Senator Charles J. Fuschillo, Jr. (R-Merrick), Chairman of the Senate’s Transportation Committee, today announced that the committee has approved several measures to help strengthen the state’s DWI laws.
Senator Fuschillo, who sponsored the anti-DWI measures, said “Drunk drivers endanger innocent lives every time they choose to get behind the wheel. Giving law enforcement greater tools to catch and prosecute drunk drivers will help make our roads safer for everyone.”
The anti-DWI legislation approved by the committee would:
* Require mandatory jail sentences for repeat DWI offenders (S2597).
Currently, individuals arrested for a repeat DWI offense face class E or D felony charges punishable by up to four or seven years in jail and/or a fine between $1,000-$5,000 or $2,000-$10,000. However, they are not required to spend any time in prison under current law; judges have the discretion to sentence these repeat offenders to only a fine or a fine and community service.
The new sentences under the legislation would be as follows:
- Drunk drivers convicted of two DWI crimes within ten years would be guilty of a Class E felony, face up to four years in jail and/or a fine between $1,000-$5,000, and receive a mandatory minimum jail sentence of 30 days.
- Drunk drivers with three or more DWI convictions within ten years would be guilty of a class D felony, face up to seven years in jail and/or a fine between $2,000-$10,000, and receive a mandatory minimum 90 day jail sentence.

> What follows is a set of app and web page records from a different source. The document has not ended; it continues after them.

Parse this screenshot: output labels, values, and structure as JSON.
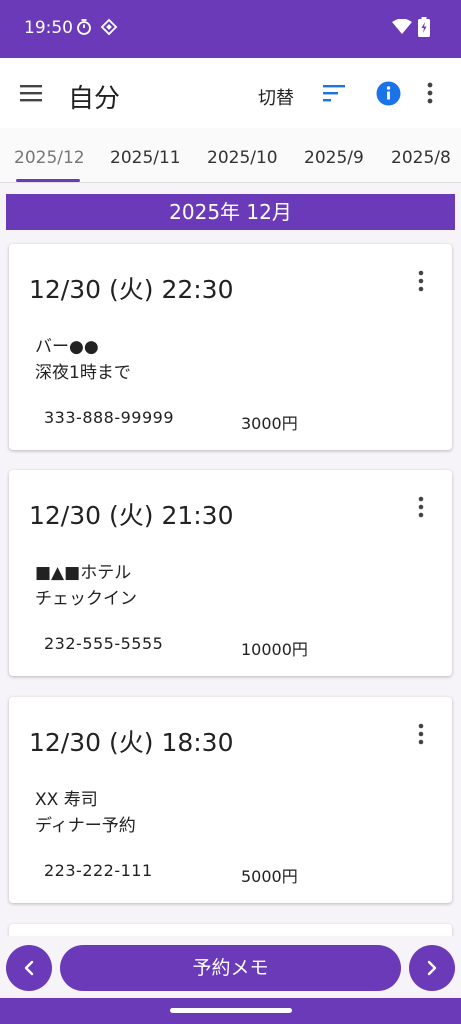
{
  "status": {
    "time": "19:50",
    "icons": [
      "timer-icon",
      "diamond-icon",
      "wifi-icon",
      "battery-icon"
    ]
  },
  "appbar": {
    "title": "自分",
    "switch_label": "切替"
  },
  "tabs": [
    "2025/12",
    "2025/11",
    "2025/10",
    "2025/9",
    "2025/8"
  ],
  "month_header": "2025年 12月",
  "entries": [
    {
      "datetime": "12/30 (火) 22:30",
      "line1": "バー●●",
      "line2": "深夜1時まで",
      "phone": "333-888-99999",
      "price": "3000円"
    },
    {
      "datetime": "12/30 (火) 21:30",
      "line1": "■▲■ホテル",
      "line2": "チェックイン",
      "phone": "232-555-5555",
      "price": "10000円"
    },
    {
      "datetime": "12/30 (火) 18:30",
      "line1": "XX 寿司",
      "line2": "ディナー予約",
      "phone": "223-222-111",
      "price": "5000円"
    }
  ],
  "bottom": {
    "main_label": "予約メモ",
    "prev_glyph": "‹",
    "next_glyph": "›"
  },
  "colors": {
    "primary": "#6a3ab8",
    "info": "#1a73e8",
    "sort": "#1a73e8"
  }
}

- Drunk drivers convicted of two aggravated DWI crimes (.18 BAC or higher) within ten years would be guilty of a Class E felony, face up to four years in jail and/or a fine between $1,000-$5,000, and receive a mandatory minimum jail sentence of 180 days.
- Drunk drivers convicted of three or more aggravated DWI crimes (.18 BAC or higher) within ten years would be guilty of a class D felony, face up to seven years in jail and/or a fine between $2,000-$10,000, and receive a mandatory minimum 1 year jail sentence.
* Create class E felony charges for those caught driving under the influence with a conditional license. The legislation would close a loophole in current law which allows these individuals to face only a traffic infraction instead of the felony charges they would face if they were caught driving with a suspended or revoked license (S4177).
* Allow law enforcement to seek court orders to compel compliance when suspected drunk drivers refuse to submit to chemical intoxication tests. This would help prevent drunk drivers from escaping prosecution for DWI crimes. Chemical tests, such as blood, breath, and urine tests, are used to determine a suspected drunk driver’s level of intoxication and are a crucial piece of evidence used in a trial to prosecute drunk drivers for their crimes. However, current law allows many drunk drivers to refuse the test and face a temporary license suspension and a fine instead of being convicted of a DWI offense (S3768B).
In addition, the Committee also approved legislation which would:
* Create misdemeanor charges for individuals who leave a child under the age of 8 years old unattended in a car in conditions that pose a serious risk to the child’s health and safety (S2192A, Sen. Saland).
* Create mandatory license suspensions for young drivers with junior’s licenses who are caught driving outside the restrictions of their license. This would create a greater incentive for young drivers to follow the terms and conditions of the junior’s license (S3225, Sen. Ranzenhoffer).
* Allow police officers to have routine access to DMV driver license photo images when performing their duties. Currently, police officers have digital access to an individual’s driving record, as well as the physical description listed on that person’s driver’s license (sex, height, eye color, and birth date) when they are in the field performing their duties. However, they do not have routine access to that individual’s driver license photo, eliminating a major resource which can help them verify someone’s identity (S4070, Sen. Fuschillo).